All entries are to be copied verbatim, while the pictures stay out.

# # # # # # #

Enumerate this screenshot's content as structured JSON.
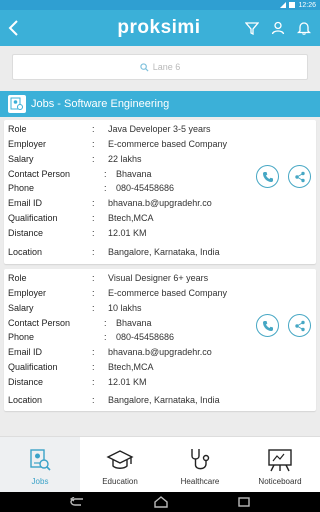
{
  "status_bar": {
    "time": "12:26"
  },
  "app_bar": {
    "logo_text": "proksimi"
  },
  "search": {
    "placeholder": "Lane 6"
  },
  "section": {
    "title": "Jobs - Software Engineering"
  },
  "jobs": [
    {
      "role_label": "Role",
      "role": "Java Developer 3-5 years",
      "employer_label": "Employer",
      "employer": "E-commerce based Company",
      "salary_label": "Salary",
      "salary": "22 lakhs",
      "contact_label": "Contact Person",
      "contact": "Bhavana",
      "phone_label": "Phone",
      "phone": "080-45458686",
      "email_label": "Email ID",
      "email": "bhavana.b@upgradehr.co",
      "qualification_label": "Qualification",
      "qualification": "Btech,MCA",
      "distance_label": "Distance",
      "distance": "12.01 KM",
      "location_label": "Location",
      "location": "Bangalore, Karnataka, India"
    },
    {
      "role_label": "Role",
      "role": "Visual Designer 6+ years",
      "employer_label": "Employer",
      "employer": "E-commerce based Company",
      "salary_label": "Salary",
      "salary": "10 lakhs",
      "contact_label": "Contact Person",
      "contact": "Bhavana",
      "phone_label": "Phone",
      "phone": "080-45458686",
      "email_label": "Email ID",
      "email": "bhavana.b@upgradehr.co",
      "qualification_label": "Qualification",
      "qualification": "Btech,MCA",
      "distance_label": "Distance",
      "distance": "12.01 KM",
      "location_label": "Location",
      "location": "Bangalore, Karnataka, India"
    }
  ],
  "colon": ":",
  "bottom_nav": [
    {
      "label": "Jobs",
      "icon": "jobs-icon",
      "active": true
    },
    {
      "label": "Education",
      "icon": "graduation-cap-icon",
      "active": false
    },
    {
      "label": "Healthcare",
      "icon": "stethoscope-icon",
      "active": false
    },
    {
      "label": "Noticeboard",
      "icon": "noticeboard-icon",
      "active": false
    }
  ],
  "colors": {
    "primary": "#3bb0d8",
    "accent_outline": "#46a7c4",
    "background": "#ececec"
  }
}
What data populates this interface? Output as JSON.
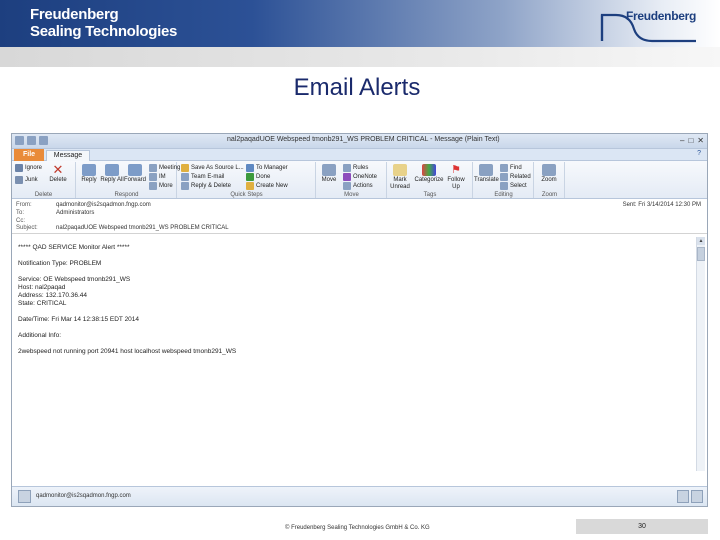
{
  "brand": {
    "left_line1": "Freudenberg",
    "left_line2": "Sealing Technologies",
    "right_logo": "Freudenberg"
  },
  "slide": {
    "title": "Email Alerts"
  },
  "window": {
    "title": "nal2paqadUOE Webspeed tmonb291_WS PROBLEM CRITICAL - Message (Plain Text)",
    "tabs": {
      "file": "File",
      "message": "Message"
    },
    "ribbon": {
      "delete_group": {
        "ignore": "Ignore",
        "junk": "Junk",
        "delete": "Delete",
        "label": "Delete"
      },
      "respond_group": {
        "reply": "Reply",
        "reply_all": "Reply All",
        "forward": "Forward",
        "meeting": "Meeting",
        "im": "IM",
        "more": "More",
        "label": "Respond"
      },
      "quicksteps_group": {
        "save_as_source": "Save As Source L...",
        "team_email": "Team E-mail",
        "reply_delete": "Reply & Delete",
        "to_manager": "To Manager",
        "done": "Done",
        "create_new": "Create New",
        "label": "Quick Steps"
      },
      "move_group": {
        "move": "Move",
        "rules": "Rules",
        "onenote": "OneNote",
        "actions": "Actions",
        "label": "Move"
      },
      "tags_group": {
        "mark_unread": "Mark Unread",
        "categorize": "Categorize",
        "follow_up": "Follow Up",
        "label": "Tags"
      },
      "editing_group": {
        "translate": "Translate",
        "find": "Find",
        "related": "Related",
        "select": "Select",
        "label": "Editing"
      },
      "zoom_group": {
        "zoom": "Zoom",
        "label": "Zoom"
      }
    },
    "header": {
      "from_label": "From:",
      "from_value": "qadmonitor@is2sqadmon.fngp.com",
      "to_label": "To:",
      "to_value": "Administrators",
      "cc_label": "Cc:",
      "cc_value": "",
      "subject_label": "Subject:",
      "subject_value": "nal2paqadUOE Webspeed tmonb291_WS PROBLEM CRITICAL",
      "sent_label": "Sent:",
      "sent_value": "Fri 3/14/2014 12:30 PM"
    },
    "body_lines": [
      "***** QAD SERVICE Monitor Alert *****",
      "",
      "Notification Type: PROBLEM",
      "",
      "Service: OE Webspeed tmonb291_WS",
      "Host: nal2paqad",
      "Address: 132.170.36.44",
      "State: CRITICAL",
      "",
      "Date/Time: Fri Mar 14 12:38:15 EDT 2014",
      "",
      "Additional Info:",
      "",
      "2webspeed not running port 20941 host localhost webspeed tmonb291_WS"
    ],
    "people_pane": {
      "address": "qadmonitor@is2sqadmon.fngp.com"
    }
  },
  "footer": {
    "copyright": "© Freudenberg Sealing Technologies GmbH & Co. KG",
    "page_number": "30"
  },
  "colors": {
    "banner_dark": "#1d3f7f",
    "title_blue": "#1a2a6c",
    "file_tab": "#e98b3a"
  }
}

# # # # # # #

• SOLVED PROBLEM:
Enumerate this screenshot's content as structured JSON.
{
  "status_bar": {
    "time": "12:26"
  },
  "app_bar": {
    "logo_text": "proksimi"
  },
  "search": {
    "placeholder": "Lane 6"
  },
  "section": {
    "title": "Jobs - Software Engineering"
  },
  "jobs": [
    {
      "role_label": "Role",
      "role": "Java Developer 3-5 years",
      "employer_label": "Employer",
      "employer": "E-commerce based Company",
      "salary_label": "Salary",
      "salary": "22 lakhs",
      "contact_label": "Contact Person",
      "contact": "Bhavana",
      "phone_label": "Phone",
      "phone": "080-45458686",
      "email_label": "Email ID",
      "email": "bhavana.b@upgradehr.co",
      "qualification_label": "Qualification",
      "qualification": "Btech,MCA",
      "distance_label": "Distance",
      "distance": "12.01 KM",
      "location_label": "Location",
      "location": "Bangalore, Karnataka, India"
    },
    {
      "role_label": "Role",
      "role": "Visual Designer 6+ years",
      "employer_label": "Employer",
      "employer": "E-commerce based Company",
      "salary_label": "Salary",
      "salary": "10 lakhs",
      "contact_label": "Contact Person",
      "contact": "Bhavana",
      "phone_label": "Phone",
      "phone": "080-45458686",
      "email_label": "Email ID",
      "email": "bhavana.b@upgradehr.co",
      "qualification_label": "Qualification",
      "qualification": "Btech,MCA",
      "distance_label": "Distance",
      "distance": "12.01 KM",
      "location_label": "Location",
      "location": "Bangalore, Karnataka, India"
    }
  ],
  "colon": ":",
  "bottom_nav": [
    {
      "label": "Jobs",
      "icon": "jobs-icon",
      "active": true
    },
    {
      "label": "Education",
      "icon": "graduation-cap-icon",
      "active": false
    },
    {
      "label": "Healthcare",
      "icon": "stethoscope-icon",
      "active": false
    },
    {
      "label": "Noticeboard",
      "icon": "noticeboard-icon",
      "active": false
    }
  ],
  "colors": {
    "primary": "#3bb0d8",
    "accent_outline": "#46a7c4",
    "background": "#ececec"
  }
}
What data populates this interface? Output as JSON.
{
  "brand": {
    "left_line1": "Freudenberg",
    "left_line2": "Sealing Technologies",
    "right_logo": "Freudenberg"
  },
  "slide": {
    "title": "Email Alerts"
  },
  "window": {
    "title": "nal2paqadUOE Webspeed tmonb291_WS PROBLEM CRITICAL - Message (Plain Text)",
    "tabs": {
      "file": "File",
      "message": "Message"
    },
    "ribbon": {
      "delete_group": {
        "ignore": "Ignore",
        "junk": "Junk",
        "delete": "Delete",
        "label": "Delete"
      },
      "respond_group": {
        "reply": "Reply",
        "reply_all": "Reply All",
        "forward": "Forward",
        "meeting": "Meeting",
        "im": "IM",
        "more": "More",
        "label": "Respond"
      },
      "quicksteps_group": {
        "save_as_source": "Save As Source L...",
        "team_email": "Team E-mail",
        "reply_delete": "Reply & Delete",
        "to_manager": "To Manager",
        "done": "Done",
        "create_new": "Create New",
        "label": "Quick Steps"
      },
      "move_group": {
        "move": "Move",
        "rules": "Rules",
        "onenote": "OneNote",
        "actions": "Actions",
        "label": "Move"
      },
      "tags_group": {
        "mark_unread": "Mark Unread",
        "categorize": "Categorize",
        "follow_up": "Follow Up",
        "label": "Tags"
      },
      "editing_group": {
        "translate": "Translate",
        "find": "Find",
        "related": "Related",
        "select": "Select",
        "label": "Editing"
      },
      "zoom_group": {
        "zoom": "Zoom",
        "label": "Zoom"
      }
    },
    "header": {
      "from_label": "From:",
      "from_value": "qadmonitor@is2sqadmon.fngp.com",
      "to_label": "To:",
      "to_value": "Administrators",
      "cc_label": "Cc:",
      "cc_value": "",
      "subject_label": "Subject:",
      "subject_value": "nal2paqadUOE Webspeed tmonb291_WS PROBLEM CRITICAL",
      "sent_label": "Sent:",
      "sent_value": "Fri 3/14/2014 12:30 PM"
    },
    "body_lines": [
      "***** QAD SERVICE Monitor Alert *****",
      "",
      "Notification Type: PROBLEM",
      "",
      "Service: OE Webspeed tmonb291_WS",
      "Host: nal2paqad",
      "Address: 132.170.36.44",
      "State: CRITICAL",
      "",
      "Date/Time: Fri Mar 14 12:38:15 EDT 2014",
      "",
      "Additional Info:",
      "",
      "2webspeed not running port 20941 host localhost webspeed tmonb291_WS"
    ],
    "people_pane": {
      "address": "qadmonitor@is2sqadmon.fngp.com"
    }
  },
  "footer": {
    "copyright": "© Freudenberg Sealing Technologies GmbH & Co. KG",
    "page_number": "30"
  },
  "colors": {
    "banner_dark": "#1d3f7f",
    "title_blue": "#1a2a6c",
    "file_tab": "#e98b3a"
  }
}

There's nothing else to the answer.